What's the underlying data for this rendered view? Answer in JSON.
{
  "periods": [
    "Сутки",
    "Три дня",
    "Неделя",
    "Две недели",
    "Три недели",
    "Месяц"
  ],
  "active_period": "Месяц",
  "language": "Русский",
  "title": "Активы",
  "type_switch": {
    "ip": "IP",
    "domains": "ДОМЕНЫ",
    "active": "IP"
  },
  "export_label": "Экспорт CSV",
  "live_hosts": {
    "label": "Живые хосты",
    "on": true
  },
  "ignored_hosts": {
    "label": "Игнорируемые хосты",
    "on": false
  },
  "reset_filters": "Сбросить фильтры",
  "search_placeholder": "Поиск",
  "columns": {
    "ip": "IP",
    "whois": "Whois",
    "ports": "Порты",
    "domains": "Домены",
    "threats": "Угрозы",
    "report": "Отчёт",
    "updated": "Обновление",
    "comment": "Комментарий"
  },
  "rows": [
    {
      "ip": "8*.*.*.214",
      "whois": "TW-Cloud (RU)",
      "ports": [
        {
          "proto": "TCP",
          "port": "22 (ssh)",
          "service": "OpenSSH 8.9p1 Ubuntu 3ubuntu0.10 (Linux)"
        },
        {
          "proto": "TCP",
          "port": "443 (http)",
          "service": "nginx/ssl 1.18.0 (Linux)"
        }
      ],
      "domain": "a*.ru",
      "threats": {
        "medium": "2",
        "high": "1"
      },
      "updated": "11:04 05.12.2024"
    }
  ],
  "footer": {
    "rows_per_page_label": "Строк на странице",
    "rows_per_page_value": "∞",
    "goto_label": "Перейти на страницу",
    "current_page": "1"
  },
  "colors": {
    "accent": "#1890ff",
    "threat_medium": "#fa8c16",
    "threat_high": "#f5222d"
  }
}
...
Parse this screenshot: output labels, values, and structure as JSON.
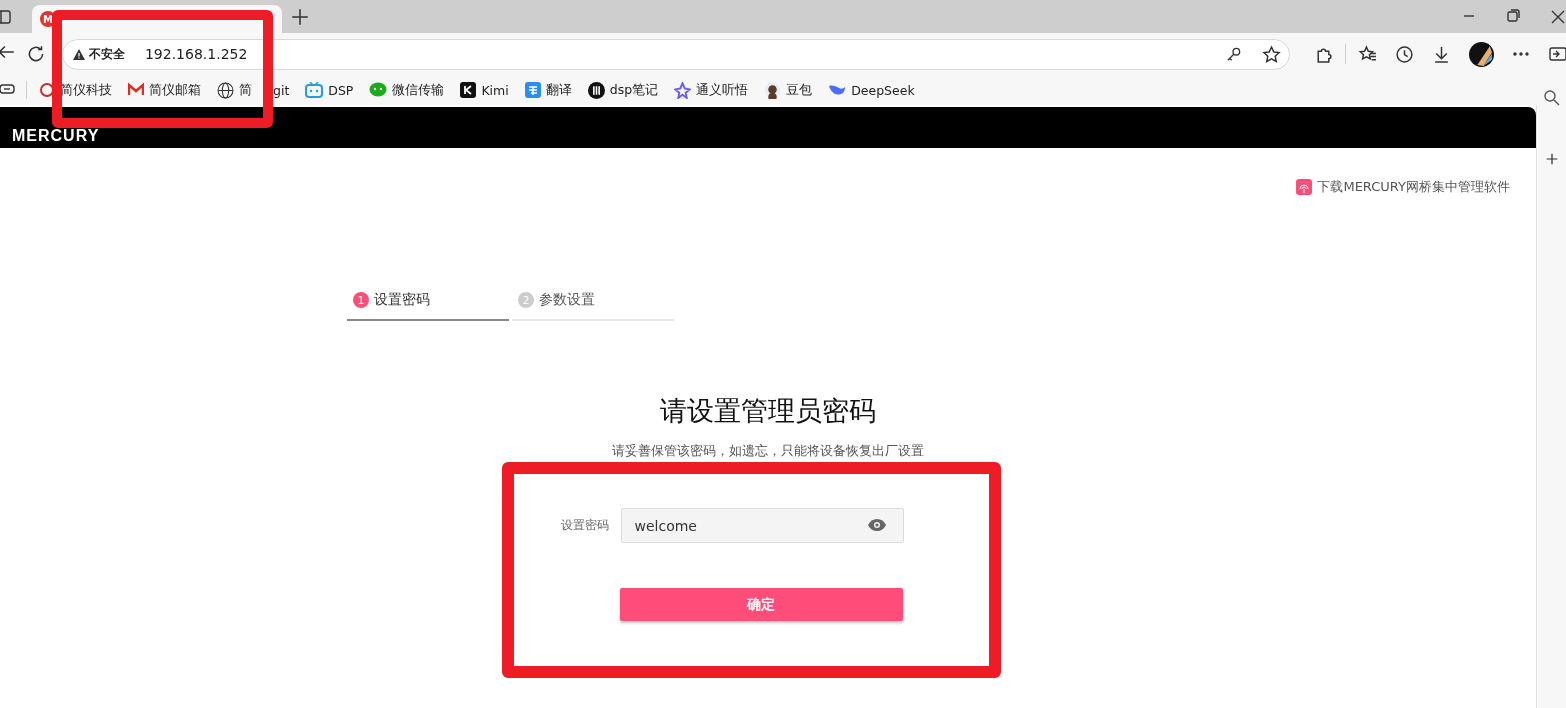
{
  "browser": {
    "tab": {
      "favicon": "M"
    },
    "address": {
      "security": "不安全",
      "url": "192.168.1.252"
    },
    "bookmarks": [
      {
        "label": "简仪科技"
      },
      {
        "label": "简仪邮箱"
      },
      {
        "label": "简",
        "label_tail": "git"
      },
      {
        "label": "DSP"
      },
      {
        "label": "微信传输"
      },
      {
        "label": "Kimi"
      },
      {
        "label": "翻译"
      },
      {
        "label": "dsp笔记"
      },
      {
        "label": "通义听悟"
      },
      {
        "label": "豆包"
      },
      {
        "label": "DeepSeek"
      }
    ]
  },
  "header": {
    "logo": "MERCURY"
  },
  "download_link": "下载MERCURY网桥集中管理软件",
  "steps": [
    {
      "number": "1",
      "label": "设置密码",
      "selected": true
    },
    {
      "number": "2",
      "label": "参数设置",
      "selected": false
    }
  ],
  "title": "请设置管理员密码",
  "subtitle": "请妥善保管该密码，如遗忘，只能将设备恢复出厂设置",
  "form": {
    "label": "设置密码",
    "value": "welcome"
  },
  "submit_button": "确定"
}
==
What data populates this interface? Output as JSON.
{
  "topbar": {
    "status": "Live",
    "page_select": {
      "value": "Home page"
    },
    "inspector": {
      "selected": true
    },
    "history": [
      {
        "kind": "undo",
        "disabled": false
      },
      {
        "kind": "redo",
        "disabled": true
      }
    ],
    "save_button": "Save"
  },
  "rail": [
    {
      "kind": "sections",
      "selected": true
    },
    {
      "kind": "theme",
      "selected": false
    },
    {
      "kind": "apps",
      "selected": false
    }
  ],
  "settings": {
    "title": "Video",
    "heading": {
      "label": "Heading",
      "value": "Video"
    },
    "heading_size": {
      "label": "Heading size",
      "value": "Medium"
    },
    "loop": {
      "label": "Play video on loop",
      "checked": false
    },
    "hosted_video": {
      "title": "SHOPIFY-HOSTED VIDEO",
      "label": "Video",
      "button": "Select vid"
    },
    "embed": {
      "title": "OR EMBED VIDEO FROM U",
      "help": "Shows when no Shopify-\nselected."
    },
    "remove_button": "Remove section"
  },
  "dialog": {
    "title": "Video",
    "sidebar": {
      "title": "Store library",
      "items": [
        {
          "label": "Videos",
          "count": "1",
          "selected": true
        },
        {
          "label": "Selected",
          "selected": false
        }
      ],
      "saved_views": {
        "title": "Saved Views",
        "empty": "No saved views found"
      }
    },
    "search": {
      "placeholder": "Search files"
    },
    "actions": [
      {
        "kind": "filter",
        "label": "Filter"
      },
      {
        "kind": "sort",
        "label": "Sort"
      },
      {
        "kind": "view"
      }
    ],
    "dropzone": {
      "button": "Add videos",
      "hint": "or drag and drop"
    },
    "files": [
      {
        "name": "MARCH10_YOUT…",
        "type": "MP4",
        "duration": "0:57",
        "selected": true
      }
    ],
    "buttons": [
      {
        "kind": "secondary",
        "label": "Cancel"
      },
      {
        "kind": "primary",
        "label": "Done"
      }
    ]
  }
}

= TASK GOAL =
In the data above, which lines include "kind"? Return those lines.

= WRITTEN ANSWER =
        "kind": "undo",
        "kind": "redo",
      "kind": "sections",
      "kind": "theme",
      "kind": "apps",
        "kind": "filter",
        "kind": "sort",
        "kind": "view"
        "kind": "secondary",
        "kind": "primary",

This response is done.